My grandmother was a “tea-totaler,” that is, tea was her total drink. She drank it all day long. Never with ice, mind you, it was hot tea year round. Apparently, consuming all that tea did her no harm. It may even have had a calming influence, because she survived the 1918 flu epidemic, the Great Depression, and a few tornados. She lived to be 93.
Perfect Iced Tea
As the days heat up, we begin to think about colder beverages, I talked with, Cyndy, my iced tea expert, who drinks the icy brew 12 months of the year. When we used to eat out at restaurants months ago (though it seems like years ago), I’d order my tea with lemon, she preferred hers straight up and unadulterated.
To slake her thirst, Cyndy makes a big container of tea each day. So I inquired about the formula. Here’s how she makes her daily brew.
Boil 4 cups of water and toss in two family-size tea bags. Let it sit for 4 minutes. Add 4 more cups of cold tap water. Viola! You have 8 cups of tea. Put tea in a large container or Mason jars in refrigerator. Add ice, lemon, sugar, or mint before serving. When I make it, I cut everything in half (except the 4 minutes of brewing time. 🙂
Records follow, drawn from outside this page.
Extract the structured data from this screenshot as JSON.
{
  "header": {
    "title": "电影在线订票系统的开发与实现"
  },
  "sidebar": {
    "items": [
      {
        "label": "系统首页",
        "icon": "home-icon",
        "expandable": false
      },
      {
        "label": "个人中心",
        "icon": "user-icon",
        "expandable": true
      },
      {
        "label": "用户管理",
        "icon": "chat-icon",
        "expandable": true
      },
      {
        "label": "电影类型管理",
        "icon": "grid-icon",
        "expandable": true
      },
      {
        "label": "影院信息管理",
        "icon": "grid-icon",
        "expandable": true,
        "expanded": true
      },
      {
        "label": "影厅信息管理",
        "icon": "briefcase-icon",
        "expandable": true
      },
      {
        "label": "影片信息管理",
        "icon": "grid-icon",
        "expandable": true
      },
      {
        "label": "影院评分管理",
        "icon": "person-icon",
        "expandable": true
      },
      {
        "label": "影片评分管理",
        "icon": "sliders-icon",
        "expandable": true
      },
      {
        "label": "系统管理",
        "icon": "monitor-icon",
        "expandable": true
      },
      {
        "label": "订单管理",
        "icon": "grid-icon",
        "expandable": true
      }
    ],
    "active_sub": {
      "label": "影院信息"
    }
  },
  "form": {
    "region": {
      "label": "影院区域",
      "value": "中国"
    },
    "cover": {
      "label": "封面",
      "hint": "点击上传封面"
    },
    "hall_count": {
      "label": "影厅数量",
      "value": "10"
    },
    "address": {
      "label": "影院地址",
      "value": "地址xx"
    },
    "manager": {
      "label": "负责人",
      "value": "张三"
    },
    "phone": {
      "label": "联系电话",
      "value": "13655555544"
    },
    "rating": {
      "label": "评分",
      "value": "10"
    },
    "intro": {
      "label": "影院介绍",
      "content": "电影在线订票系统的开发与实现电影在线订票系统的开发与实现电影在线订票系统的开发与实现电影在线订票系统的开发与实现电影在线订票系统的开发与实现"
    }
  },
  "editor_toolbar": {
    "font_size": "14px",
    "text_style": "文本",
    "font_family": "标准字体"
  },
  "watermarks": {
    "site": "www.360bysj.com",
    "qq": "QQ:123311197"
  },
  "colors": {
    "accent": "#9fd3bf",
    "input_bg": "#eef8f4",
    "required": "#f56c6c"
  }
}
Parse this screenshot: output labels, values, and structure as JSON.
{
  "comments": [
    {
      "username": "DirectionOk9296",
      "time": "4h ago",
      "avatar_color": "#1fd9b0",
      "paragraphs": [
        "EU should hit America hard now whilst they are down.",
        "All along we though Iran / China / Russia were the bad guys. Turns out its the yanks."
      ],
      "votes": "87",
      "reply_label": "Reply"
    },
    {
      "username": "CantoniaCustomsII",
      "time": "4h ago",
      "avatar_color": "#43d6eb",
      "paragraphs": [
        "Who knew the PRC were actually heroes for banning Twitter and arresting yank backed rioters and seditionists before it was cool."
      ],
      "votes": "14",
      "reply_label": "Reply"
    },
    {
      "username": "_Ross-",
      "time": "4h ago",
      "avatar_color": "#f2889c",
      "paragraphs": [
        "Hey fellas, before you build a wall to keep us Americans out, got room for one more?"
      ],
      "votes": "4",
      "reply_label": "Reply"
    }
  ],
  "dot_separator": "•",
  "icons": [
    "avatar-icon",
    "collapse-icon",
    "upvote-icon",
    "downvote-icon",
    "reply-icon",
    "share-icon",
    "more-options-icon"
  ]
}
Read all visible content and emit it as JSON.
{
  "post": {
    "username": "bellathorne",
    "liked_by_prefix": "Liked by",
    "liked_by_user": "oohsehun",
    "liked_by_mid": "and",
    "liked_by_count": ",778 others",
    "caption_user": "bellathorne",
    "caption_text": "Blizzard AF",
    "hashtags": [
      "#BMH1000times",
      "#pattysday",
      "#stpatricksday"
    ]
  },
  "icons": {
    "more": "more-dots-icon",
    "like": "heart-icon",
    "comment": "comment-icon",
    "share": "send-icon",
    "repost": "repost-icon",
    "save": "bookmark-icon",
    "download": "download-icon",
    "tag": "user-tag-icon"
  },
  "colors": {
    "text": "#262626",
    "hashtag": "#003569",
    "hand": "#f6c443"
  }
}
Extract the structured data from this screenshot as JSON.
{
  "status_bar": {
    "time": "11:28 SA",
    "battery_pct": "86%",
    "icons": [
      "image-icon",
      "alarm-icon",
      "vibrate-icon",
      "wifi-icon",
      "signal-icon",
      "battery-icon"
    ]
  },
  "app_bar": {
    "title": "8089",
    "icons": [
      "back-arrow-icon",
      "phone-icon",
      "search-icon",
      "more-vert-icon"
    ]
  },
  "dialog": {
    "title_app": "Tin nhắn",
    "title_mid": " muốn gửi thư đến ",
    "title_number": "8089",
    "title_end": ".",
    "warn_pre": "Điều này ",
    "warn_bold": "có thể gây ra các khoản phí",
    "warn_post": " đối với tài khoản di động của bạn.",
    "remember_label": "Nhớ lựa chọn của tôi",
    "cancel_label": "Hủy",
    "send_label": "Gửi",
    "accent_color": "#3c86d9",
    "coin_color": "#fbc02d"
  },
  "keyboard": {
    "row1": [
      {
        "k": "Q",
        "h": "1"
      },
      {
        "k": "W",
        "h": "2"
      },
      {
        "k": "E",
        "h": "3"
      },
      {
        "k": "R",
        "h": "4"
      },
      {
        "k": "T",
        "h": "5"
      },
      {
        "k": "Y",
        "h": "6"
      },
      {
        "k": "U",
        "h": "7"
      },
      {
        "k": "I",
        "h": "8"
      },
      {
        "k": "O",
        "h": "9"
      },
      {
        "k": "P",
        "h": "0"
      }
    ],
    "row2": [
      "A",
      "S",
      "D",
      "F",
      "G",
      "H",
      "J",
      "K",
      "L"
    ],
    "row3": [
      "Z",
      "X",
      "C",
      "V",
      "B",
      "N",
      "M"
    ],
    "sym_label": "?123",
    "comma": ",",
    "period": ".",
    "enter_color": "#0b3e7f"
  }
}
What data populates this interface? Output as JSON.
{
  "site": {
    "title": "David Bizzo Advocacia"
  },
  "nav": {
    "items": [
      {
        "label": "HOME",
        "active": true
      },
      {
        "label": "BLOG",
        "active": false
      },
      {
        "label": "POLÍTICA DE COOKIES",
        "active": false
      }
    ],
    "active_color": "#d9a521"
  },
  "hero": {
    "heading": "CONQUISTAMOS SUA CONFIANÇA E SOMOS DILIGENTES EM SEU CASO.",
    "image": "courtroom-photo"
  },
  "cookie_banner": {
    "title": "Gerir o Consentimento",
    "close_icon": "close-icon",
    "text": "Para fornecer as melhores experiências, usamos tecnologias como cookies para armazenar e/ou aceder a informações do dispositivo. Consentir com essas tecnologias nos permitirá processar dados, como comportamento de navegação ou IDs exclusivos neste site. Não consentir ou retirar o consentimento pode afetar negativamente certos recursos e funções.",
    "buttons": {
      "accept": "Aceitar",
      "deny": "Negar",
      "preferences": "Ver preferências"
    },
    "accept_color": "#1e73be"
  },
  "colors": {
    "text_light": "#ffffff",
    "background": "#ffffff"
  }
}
A Few Caveats
You don’t have to use a fancy, exotic tea to get this classic drink. Luzianne or Lipton varieties work just fine. If you want a stronger brew, add more tea rather than let the leaves or bags steep longer than recommended. Over steeping can cause bitterness, as does squeezing the tea bags.
Who “Invented” Iced Tea?
There’s long been a dispute over where iced tea had its beginning. Here in St. Louis we like to think it was at the 1904 World’s Fair along with ice cream cones, cotton candy, hot dogs, hamburgers, peanut butter, and the club sandwich. Most of those items were around before that, but were popularized on the mile-long Pike, considered to be the world’s first food court.
Serving cold tea likely began 40 years before the Fair. There are printed references going back to the 1860s.
Tea Beats Out Beer
While beer is the world’s most widely consumed alcoholic drink, it’s the third-most popular drink overall, after water and tea.
Yes, spring is here. It’s time to brew a big pitcher of iced tea and Zoom a few of your nearest and dearest friends. For now, let’s stay safe and refreshed in the Corona Cocoon. Someday we’ll clink glasses together again. Cheers!
Jacqueline Carton says
I drink hot tea on cold days and iced tea on warmer days. My method of making tea is similar to described, except I heat my water in the microwave in a large teapot. It works for me, but I have a dear sister-in-law who says that boiling water is better. Is this standardly true? So much easier for me to heat the water in the microwave. However, I do not like “sun tea”, when the water is not even close to boiling.
A friend of mine had an interesting expression for iced tea that has sat too long and was no longer fresh.
She would say that “it is getting skunky.” I am wonder if this is a common expression?
From Saline County, Marshall MO
Jean Carnahan says
Oh, yes, I’ve heard the “skunky” expression, always said with disgust. Don’t tell your sister-in-law, but I heat my water like you do.